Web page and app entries

────────────────

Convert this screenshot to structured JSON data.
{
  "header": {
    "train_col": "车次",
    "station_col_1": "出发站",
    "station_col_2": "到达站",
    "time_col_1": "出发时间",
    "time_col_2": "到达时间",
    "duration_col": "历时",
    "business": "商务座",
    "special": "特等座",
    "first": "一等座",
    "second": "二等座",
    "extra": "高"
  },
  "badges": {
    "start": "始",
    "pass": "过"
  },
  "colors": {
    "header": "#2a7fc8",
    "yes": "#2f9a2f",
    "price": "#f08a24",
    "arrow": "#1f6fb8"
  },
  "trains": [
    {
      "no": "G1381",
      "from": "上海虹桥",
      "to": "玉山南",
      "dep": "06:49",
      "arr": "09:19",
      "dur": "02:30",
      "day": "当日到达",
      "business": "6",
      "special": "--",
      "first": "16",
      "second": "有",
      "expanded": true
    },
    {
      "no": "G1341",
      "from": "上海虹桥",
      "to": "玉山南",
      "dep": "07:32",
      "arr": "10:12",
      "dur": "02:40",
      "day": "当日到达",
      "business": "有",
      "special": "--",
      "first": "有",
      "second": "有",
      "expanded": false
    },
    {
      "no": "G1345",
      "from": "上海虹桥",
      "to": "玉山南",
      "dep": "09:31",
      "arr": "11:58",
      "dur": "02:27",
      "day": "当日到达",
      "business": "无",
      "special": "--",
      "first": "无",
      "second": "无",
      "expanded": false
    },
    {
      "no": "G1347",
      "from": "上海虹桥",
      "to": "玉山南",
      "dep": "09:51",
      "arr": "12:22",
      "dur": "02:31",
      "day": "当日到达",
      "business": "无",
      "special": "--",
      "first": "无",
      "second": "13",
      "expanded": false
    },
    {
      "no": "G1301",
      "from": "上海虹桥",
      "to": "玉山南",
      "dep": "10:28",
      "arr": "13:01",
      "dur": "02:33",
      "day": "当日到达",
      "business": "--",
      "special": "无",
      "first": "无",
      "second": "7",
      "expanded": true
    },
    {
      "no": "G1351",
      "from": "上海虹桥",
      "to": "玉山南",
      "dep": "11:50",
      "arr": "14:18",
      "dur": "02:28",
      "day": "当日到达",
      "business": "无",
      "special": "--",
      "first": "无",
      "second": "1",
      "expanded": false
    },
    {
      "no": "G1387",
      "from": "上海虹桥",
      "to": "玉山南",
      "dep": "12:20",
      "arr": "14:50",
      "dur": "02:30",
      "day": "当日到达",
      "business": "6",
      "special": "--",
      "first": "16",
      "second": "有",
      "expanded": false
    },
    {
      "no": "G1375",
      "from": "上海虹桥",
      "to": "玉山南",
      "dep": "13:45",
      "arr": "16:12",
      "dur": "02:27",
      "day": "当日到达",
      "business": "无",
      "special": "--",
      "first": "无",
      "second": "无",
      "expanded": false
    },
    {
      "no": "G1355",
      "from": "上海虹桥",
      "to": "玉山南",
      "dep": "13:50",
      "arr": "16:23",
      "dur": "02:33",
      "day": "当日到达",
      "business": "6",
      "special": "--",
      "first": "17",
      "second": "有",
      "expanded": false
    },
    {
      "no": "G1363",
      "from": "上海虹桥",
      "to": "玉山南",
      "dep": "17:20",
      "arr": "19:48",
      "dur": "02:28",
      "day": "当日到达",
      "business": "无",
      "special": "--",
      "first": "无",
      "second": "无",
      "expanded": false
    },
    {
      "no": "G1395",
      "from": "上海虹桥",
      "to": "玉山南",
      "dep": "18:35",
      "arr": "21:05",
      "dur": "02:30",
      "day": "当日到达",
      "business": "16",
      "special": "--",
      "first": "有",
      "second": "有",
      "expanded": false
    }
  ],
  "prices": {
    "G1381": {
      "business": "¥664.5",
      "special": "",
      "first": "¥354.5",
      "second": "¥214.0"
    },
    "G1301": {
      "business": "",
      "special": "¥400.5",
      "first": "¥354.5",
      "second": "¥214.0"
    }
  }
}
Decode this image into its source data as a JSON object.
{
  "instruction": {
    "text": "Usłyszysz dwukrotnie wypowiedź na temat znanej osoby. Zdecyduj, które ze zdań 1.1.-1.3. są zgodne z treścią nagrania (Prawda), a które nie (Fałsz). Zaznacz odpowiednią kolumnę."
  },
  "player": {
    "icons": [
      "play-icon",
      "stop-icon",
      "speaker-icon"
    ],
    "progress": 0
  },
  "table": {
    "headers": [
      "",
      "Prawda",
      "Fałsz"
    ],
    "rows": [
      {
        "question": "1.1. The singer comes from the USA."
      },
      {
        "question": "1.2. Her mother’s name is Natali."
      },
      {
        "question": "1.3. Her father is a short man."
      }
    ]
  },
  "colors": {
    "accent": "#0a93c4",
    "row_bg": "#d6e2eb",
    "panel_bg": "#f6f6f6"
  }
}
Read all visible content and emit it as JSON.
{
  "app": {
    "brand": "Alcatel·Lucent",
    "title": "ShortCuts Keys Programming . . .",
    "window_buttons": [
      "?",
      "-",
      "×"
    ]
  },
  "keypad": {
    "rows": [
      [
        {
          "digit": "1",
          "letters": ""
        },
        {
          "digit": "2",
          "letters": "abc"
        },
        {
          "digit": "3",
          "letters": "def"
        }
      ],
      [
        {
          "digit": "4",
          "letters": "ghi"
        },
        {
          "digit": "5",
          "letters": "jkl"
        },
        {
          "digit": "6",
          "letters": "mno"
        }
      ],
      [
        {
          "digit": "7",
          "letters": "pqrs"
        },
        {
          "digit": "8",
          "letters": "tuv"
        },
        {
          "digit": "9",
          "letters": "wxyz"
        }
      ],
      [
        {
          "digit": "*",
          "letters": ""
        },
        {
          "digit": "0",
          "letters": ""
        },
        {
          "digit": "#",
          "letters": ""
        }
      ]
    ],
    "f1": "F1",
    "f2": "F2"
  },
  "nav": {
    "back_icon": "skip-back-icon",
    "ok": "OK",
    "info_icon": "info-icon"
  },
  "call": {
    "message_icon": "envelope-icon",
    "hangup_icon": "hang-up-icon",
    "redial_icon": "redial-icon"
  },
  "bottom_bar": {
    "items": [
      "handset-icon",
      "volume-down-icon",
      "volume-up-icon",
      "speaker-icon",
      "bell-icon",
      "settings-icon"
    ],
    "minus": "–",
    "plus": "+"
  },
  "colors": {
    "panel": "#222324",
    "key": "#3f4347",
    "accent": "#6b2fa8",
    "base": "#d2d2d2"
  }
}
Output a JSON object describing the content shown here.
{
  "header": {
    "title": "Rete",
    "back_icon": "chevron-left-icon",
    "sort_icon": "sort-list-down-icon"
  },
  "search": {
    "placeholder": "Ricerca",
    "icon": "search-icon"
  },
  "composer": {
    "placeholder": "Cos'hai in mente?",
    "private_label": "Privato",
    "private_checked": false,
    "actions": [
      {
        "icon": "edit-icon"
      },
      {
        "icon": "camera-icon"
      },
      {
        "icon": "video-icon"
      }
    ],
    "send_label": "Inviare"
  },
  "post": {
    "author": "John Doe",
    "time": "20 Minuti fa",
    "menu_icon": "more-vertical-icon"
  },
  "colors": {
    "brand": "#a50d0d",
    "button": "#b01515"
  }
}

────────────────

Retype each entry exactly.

Convert this screenshot to structured JSON data.
{
  "header": {
    "train_col": "车次",
    "station_col_1": "出发站",
    "station_col_2": "到达站",
    "time_col_1": "出发时间",
    "time_col_2": "到达时间",
    "duration_col": "历时",
    "business": "商务座",
    "special": "特等座",
    "first": "一等座",
    "second": "二等座",
    "extra": "高"
  },
  "badges": {
    "start": "始",
    "pass": "过"
  },
  "colors": {
    "header": "#2a7fc8",
    "yes": "#2f9a2f",
    "price": "#f08a24",
    "arrow": "#1f6fb8"
  },
  "trains": [
    {
      "no": "G1381",
      "from": "上海虹桥",
      "to": "玉山南",
      "dep": "06:49",
      "arr": "09:19",
      "dur": "02:30",
      "day": "当日到达",
      "business": "6",
      "special": "--",
      "first": "16",
      "second": "有",
      "expanded": true
    },
    {
      "no": "G1341",
      "from": "上海虹桥",
      "to": "玉山南",
      "dep": "07:32",
      "arr": "10:12",
      "dur": "02:40",
      "day": "当日到达",
      "business": "有",
      "special": "--",
      "first": "有",
      "second": "有",
      "expanded": false
    },
    {
      "no": "G1345",
      "from": "上海虹桥",
      "to": "玉山南",
      "dep": "09:31",
      "arr": "11:58",
      "dur": "02:27",
      "day": "当日到达",
      "business": "无",
      "special": "--",
      "first": "无",
      "second": "无",
      "expanded": false
    },
    {
      "no": "G1347",
      "from": "上海虹桥",
      "to": "玉山南",
      "dep": "09:51",
      "arr": "12:22",
      "dur": "02:31",
      "day": "当日到达",
      "business": "无",
      "special": "--",
      "first": "无",
      "second": "13",
      "expanded": false
    },
    {
      "no": "G1301",
      "from": "上海虹桥",
      "to": "玉山南",
      "dep": "10:28",
      "arr": "13:01",
      "dur": "02:33",
      "day": "当日到达",
      "business": "--",
      "special": "无",
      "first": "无",
      "second": "7",
      "expanded": true
    },
    {
      "no": "G1351",
      "from": "上海虹桥",
      "to": "玉山南",
      "dep": "11:50",
      "arr": "14:18",
      "dur": "02:28",
      "day": "当日到达",
      "business": "无",
      "special": "--",
      "first": "无",
      "second": "1",
      "expanded": false
    },
    {
      "no": "G1387",
      "from": "上海虹桥",
      "to": "玉山南",
      "dep": "12:20",
      "arr": "14:50",
      "dur": "02:30",
      "day": "当日到达",
      "business": "6",
      "special": "--",
      "first": "16",
      "second": "有",
      "expanded": false
    },
    {
      "no": "G1375",
      "from": "上海虹桥",
      "to": "玉山南",
      "dep": "13:45",
      "arr": "16:12",
      "dur": "02:27",
      "day": "当日到达",
      "business": "无",
      "special": "--",
      "first": "无",
      "second": "无",
      "expanded": false
    },
    {
      "no": "G1355",
      "from": "上海虹桥",
      "to": "玉山南",
      "dep": "13:50",
      "arr": "16:23",
      "dur": "02:33",
      "day": "当日到达",
      "business": "6",
      "special": "--",
      "first": "17",
      "second": "有",
      "expanded": false
    },
    {
      "no": "G1363",
      "from": "上海虹桥",
      "to": "玉山南",
      "dep": "17:20",
      "arr": "19:48",
      "dur": "02:28",
      "day": "当日到达",
      "business": "无",
      "special": "--",
      "first": "无",
      "second": "无",
      "expanded": false
    },
    {
      "no": "G1395",
      "from": "上海虹桥",
      "to": "玉山南",
      "dep": "18:35",
      "arr": "21:05",
      "dur": "02:30",
      "day": "当日到达",
      "business": "16",
      "special": "--",
      "first": "有",
      "second": "有",
      "expanded": false
    }
  ],
  "prices": {
    "G1381": {
      "business": "¥664.5",
      "special": "",
      "first": "¥354.5",
      "second": "¥214.0"
    },
    "G1301": {
      "business": "",
      "special": "¥400.5",
      "first": "¥354.5",
      "second": "¥214.0"
    }
  }
}
Decode this image into its source data as a JSON object.
{
  "instruction": {
    "text": "Usłyszysz dwukrotnie wypowiedź na temat znanej osoby. Zdecyduj, które ze zdań 1.1.-1.3. są zgodne z treścią nagrania (Prawda), a które nie (Fałsz). Zaznacz odpowiednią kolumnę."
  },
  "player": {
    "icons": [
      "play-icon",
      "stop-icon",
      "speaker-icon"
    ],
    "progress": 0
  },
  "table": {
    "headers": [
      "",
      "Prawda",
      "Fałsz"
    ],
    "rows": [
      {
        "question": "1.1. The singer comes from the USA."
      },
      {
        "question": "1.2. Her mother’s name is Natali."
      },
      {
        "question": "1.3. Her father is a short man."
      }
    ]
  },
  "colors": {
    "accent": "#0a93c4",
    "row_bg": "#d6e2eb",
    "panel_bg": "#f6f6f6"
  }
}
Read all visible content and emit it as JSON.
{
  "app": {
    "brand": "Alcatel·Lucent",
    "title": "ShortCuts Keys Programming . . .",
    "window_buttons": [
      "?",
      "-",
      "×"
    ]
  },
  "keypad": {
    "rows": [
      [
        {
          "digit": "1",
          "letters": ""
        },
        {
          "digit": "2",
          "letters": "abc"
        },
        {
          "digit": "3",
          "letters": "def"
        }
      ],
      [
        {
          "digit": "4",
          "letters": "ghi"
        },
        {
          "digit": "5",
          "letters": "jkl"
        },
        {
          "digit": "6",
          "letters": "mno"
        }
      ],
      [
        {
          "digit": "7",
          "letters": "pqrs"
        },
        {
          "digit": "8",
          "letters": "tuv"
        },
        {
          "digit": "9",
          "letters": "wxyz"
        }
      ],
      [
        {
          "digit": "*",
          "letters": ""
        },
        {
          "digit": "0",
          "letters": ""
        },
        {
          "digit": "#",
          "letters": ""
        }
      ]
    ],
    "f1": "F1",
    "f2": "F2"
  },
  "nav": {
    "back_icon": "skip-back-icon",
    "ok": "OK",
    "info_icon": "info-icon"
  },
  "call": {
    "message_icon": "envelope-icon",
    "hangup_icon": "hang-up-icon",
    "redial_icon": "redial-icon"
  },
  "bottom_bar": {
    "items": [
      "handset-icon",
      "volume-down-icon",
      "volume-up-icon",
      "speaker-icon",
      "bell-icon",
      "settings-icon"
    ],
    "minus": "–",
    "plus": "+"
  },
  "colors": {
    "panel": "#222324",
    "key": "#3f4347",
    "accent": "#6b2fa8",
    "base": "#d2d2d2"
  }
}
Output a JSON object describing the content shown here.
{
  "header": {
    "title": "Rete",
    "back_icon": "chevron-left-icon",
    "sort_icon": "sort-list-down-icon"
  },
  "search": {
    "placeholder": "Ricerca",
    "icon": "search-icon"
  },
  "composer": {
    "placeholder": "Cos'hai in mente?",
    "private_label": "Privato",
    "private_checked": false,
    "actions": [
      {
        "icon": "edit-icon"
      },
      {
        "icon": "camera-icon"
      },
      {
        "icon": "video-icon"
      }
    ],
    "send_label": "Inviare"
  },
  "post": {
    "author": "John Doe",
    "time": "20 Minuti fa",
    "menu_icon": "more-vertical-icon"
  },
  "colors": {
    "brand": "#a50d0d",
    "button": "#b01515"
  }
}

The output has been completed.